BEGIN Supplied information
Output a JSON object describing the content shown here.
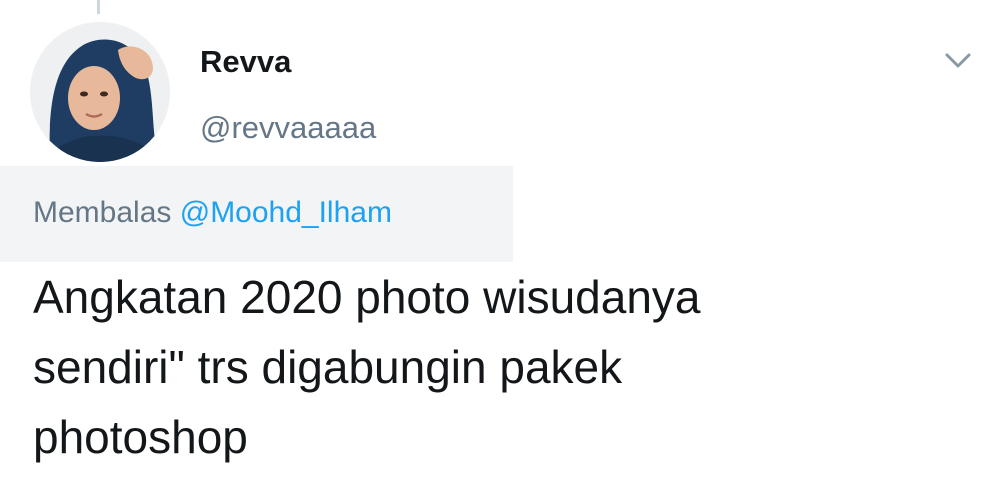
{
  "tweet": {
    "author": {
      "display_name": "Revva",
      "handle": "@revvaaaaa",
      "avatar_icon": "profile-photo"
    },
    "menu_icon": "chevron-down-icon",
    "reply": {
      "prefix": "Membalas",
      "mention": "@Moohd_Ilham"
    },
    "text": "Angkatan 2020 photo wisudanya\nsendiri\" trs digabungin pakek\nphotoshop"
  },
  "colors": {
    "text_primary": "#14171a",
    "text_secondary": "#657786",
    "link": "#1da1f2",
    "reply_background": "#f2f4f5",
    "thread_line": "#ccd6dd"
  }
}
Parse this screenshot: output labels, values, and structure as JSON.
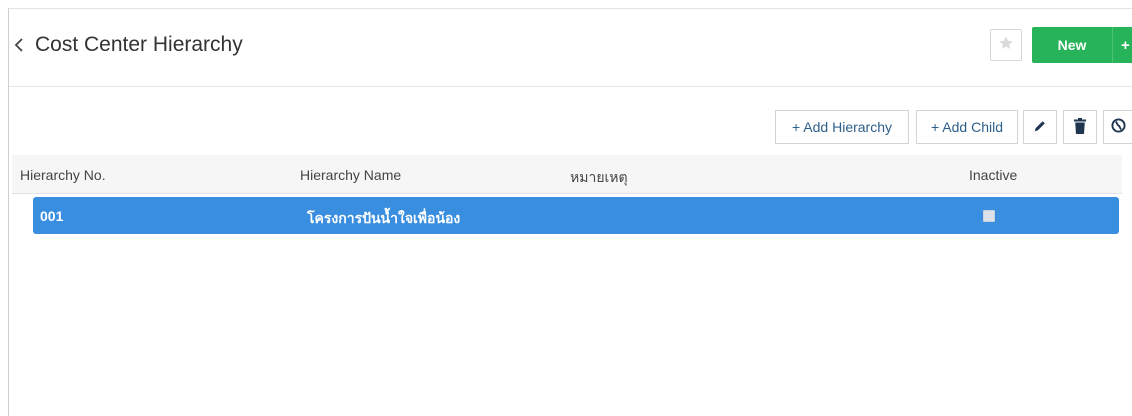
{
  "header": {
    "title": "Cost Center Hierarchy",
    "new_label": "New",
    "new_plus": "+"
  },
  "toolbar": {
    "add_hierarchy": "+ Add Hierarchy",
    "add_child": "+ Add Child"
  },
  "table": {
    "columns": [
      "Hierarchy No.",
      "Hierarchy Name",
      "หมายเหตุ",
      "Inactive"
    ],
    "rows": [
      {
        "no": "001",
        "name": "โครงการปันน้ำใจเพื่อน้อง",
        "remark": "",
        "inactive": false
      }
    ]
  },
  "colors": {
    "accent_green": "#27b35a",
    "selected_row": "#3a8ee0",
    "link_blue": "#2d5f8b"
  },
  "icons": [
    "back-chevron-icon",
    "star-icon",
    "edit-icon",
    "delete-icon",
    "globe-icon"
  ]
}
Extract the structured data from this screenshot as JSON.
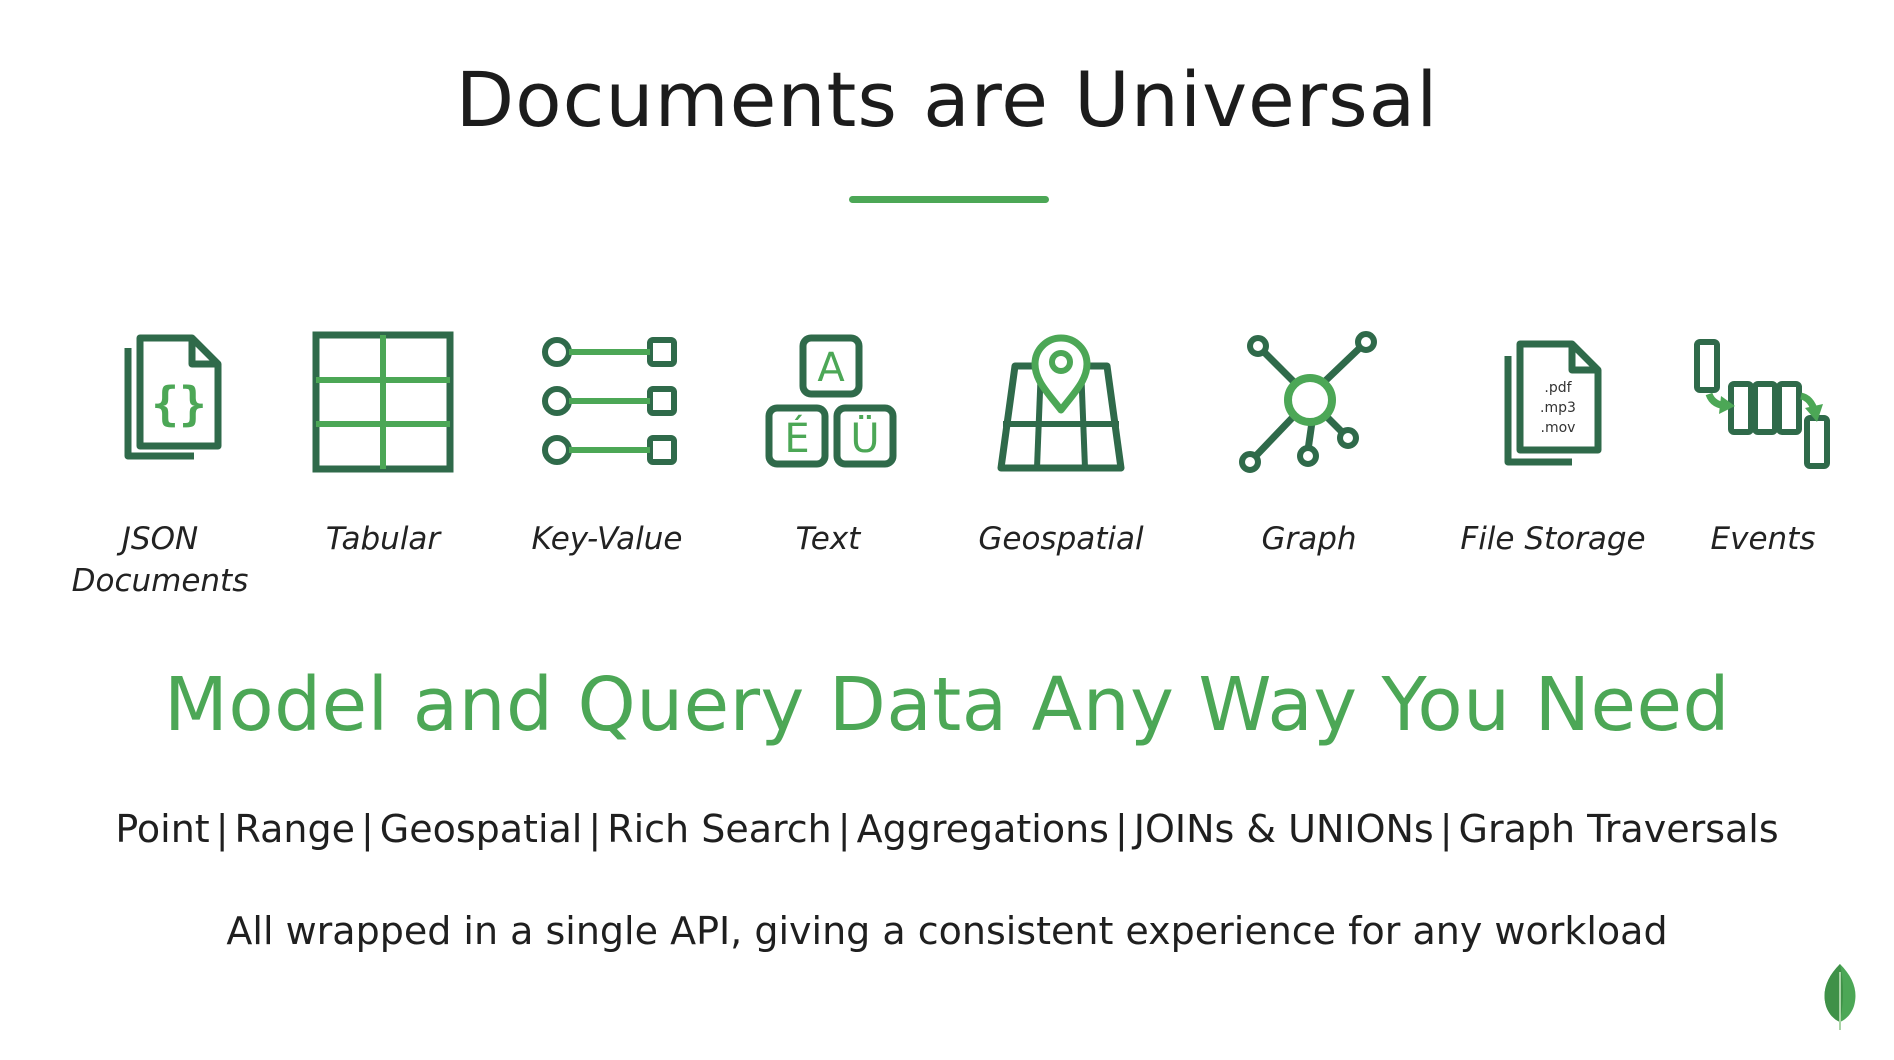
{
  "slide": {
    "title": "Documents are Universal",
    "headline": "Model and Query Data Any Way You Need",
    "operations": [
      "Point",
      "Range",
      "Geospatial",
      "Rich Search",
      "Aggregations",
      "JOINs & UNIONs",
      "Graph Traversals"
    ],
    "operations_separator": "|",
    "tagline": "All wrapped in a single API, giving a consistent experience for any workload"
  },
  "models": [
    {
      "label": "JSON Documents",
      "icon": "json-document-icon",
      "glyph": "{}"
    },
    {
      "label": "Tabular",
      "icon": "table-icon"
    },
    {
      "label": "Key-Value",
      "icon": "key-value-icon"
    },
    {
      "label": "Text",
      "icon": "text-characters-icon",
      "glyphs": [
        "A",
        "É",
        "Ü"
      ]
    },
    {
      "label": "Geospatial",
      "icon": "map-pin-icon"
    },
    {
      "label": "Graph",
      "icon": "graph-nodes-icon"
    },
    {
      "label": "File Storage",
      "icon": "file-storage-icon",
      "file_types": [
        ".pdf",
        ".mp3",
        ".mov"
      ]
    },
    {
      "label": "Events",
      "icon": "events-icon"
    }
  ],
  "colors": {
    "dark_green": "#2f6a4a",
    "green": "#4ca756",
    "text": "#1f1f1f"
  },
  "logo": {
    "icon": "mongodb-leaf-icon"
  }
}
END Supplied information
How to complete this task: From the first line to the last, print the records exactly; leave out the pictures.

Task response:
Output a JSON object describing the content shown here.
{
  "tweet": {
    "author": {
      "display_name": "Revva",
      "handle": "@revvaaaaa",
      "avatar_icon": "profile-photo"
    },
    "menu_icon": "chevron-down-icon",
    "reply": {
      "prefix": "Membalas",
      "mention": "@Moohd_Ilham"
    },
    "text": "Angkatan 2020 photo wisudanya\nsendiri\" trs digabungin pakek\nphotoshop"
  },
  "colors": {
    "text_primary": "#14171a",
    "text_secondary": "#657786",
    "link": "#1da1f2",
    "reply_background": "#f2f4f5",
    "thread_line": "#ccd6dd"
  }
}
Parse this screenshot: output labels, values, and structure as JSON.
{
  "header": {
    "title": "Cost Center Hierarchy",
    "new_label": "New",
    "new_plus": "+"
  },
  "toolbar": {
    "add_hierarchy": "+ Add Hierarchy",
    "add_child": "+ Add Child"
  },
  "table": {
    "columns": [
      "Hierarchy No.",
      "Hierarchy Name",
      "หมายเหตุ",
      "Inactive"
    ],
    "rows": [
      {
        "no": "001",
        "name": "โครงการปันน้ำใจเพื่อน้อง",
        "remark": "",
        "inactive": false
      }
    ]
  },
  "colors": {
    "accent_green": "#27b35a",
    "selected_row": "#3a8ee0",
    "link_blue": "#2d5f8b"
  },
  "icons": [
    "back-chevron-icon",
    "star-icon",
    "edit-icon",
    "delete-icon",
    "globe-icon"
  ]
}
Extract the structured data from this screenshot as JSON.
{
  "slide": {
    "title": "Documents are Universal",
    "headline": "Model and Query Data Any Way You Need",
    "operations": [
      "Point",
      "Range",
      "Geospatial",
      "Rich Search",
      "Aggregations",
      "JOINs & UNIONs",
      "Graph Traversals"
    ],
    "operations_separator": "|",
    "tagline": "All wrapped in a single API, giving a consistent experience for any workload"
  },
  "models": [
    {
      "label": "JSON Documents",
      "icon": "json-document-icon",
      "glyph": "{}"
    },
    {
      "label": "Tabular",
      "icon": "table-icon"
    },
    {
      "label": "Key-Value",
      "icon": "key-value-icon"
    },
    {
      "label": "Text",
      "icon": "text-characters-icon",
      "glyphs": [
        "A",
        "É",
        "Ü"
      ]
    },
    {
      "label": "Geospatial",
      "icon": "map-pin-icon"
    },
    {
      "label": "Graph",
      "icon": "graph-nodes-icon"
    },
    {
      "label": "File Storage",
      "icon": "file-storage-icon",
      "file_types": [
        ".pdf",
        ".mp3",
        ".mov"
      ]
    },
    {
      "label": "Events",
      "icon": "events-icon"
    }
  ],
  "colors": {
    "dark_green": "#2f6a4a",
    "green": "#4ca756",
    "text": "#1f1f1f"
  },
  "logo": {
    "icon": "mongodb-leaf-icon"
  }
}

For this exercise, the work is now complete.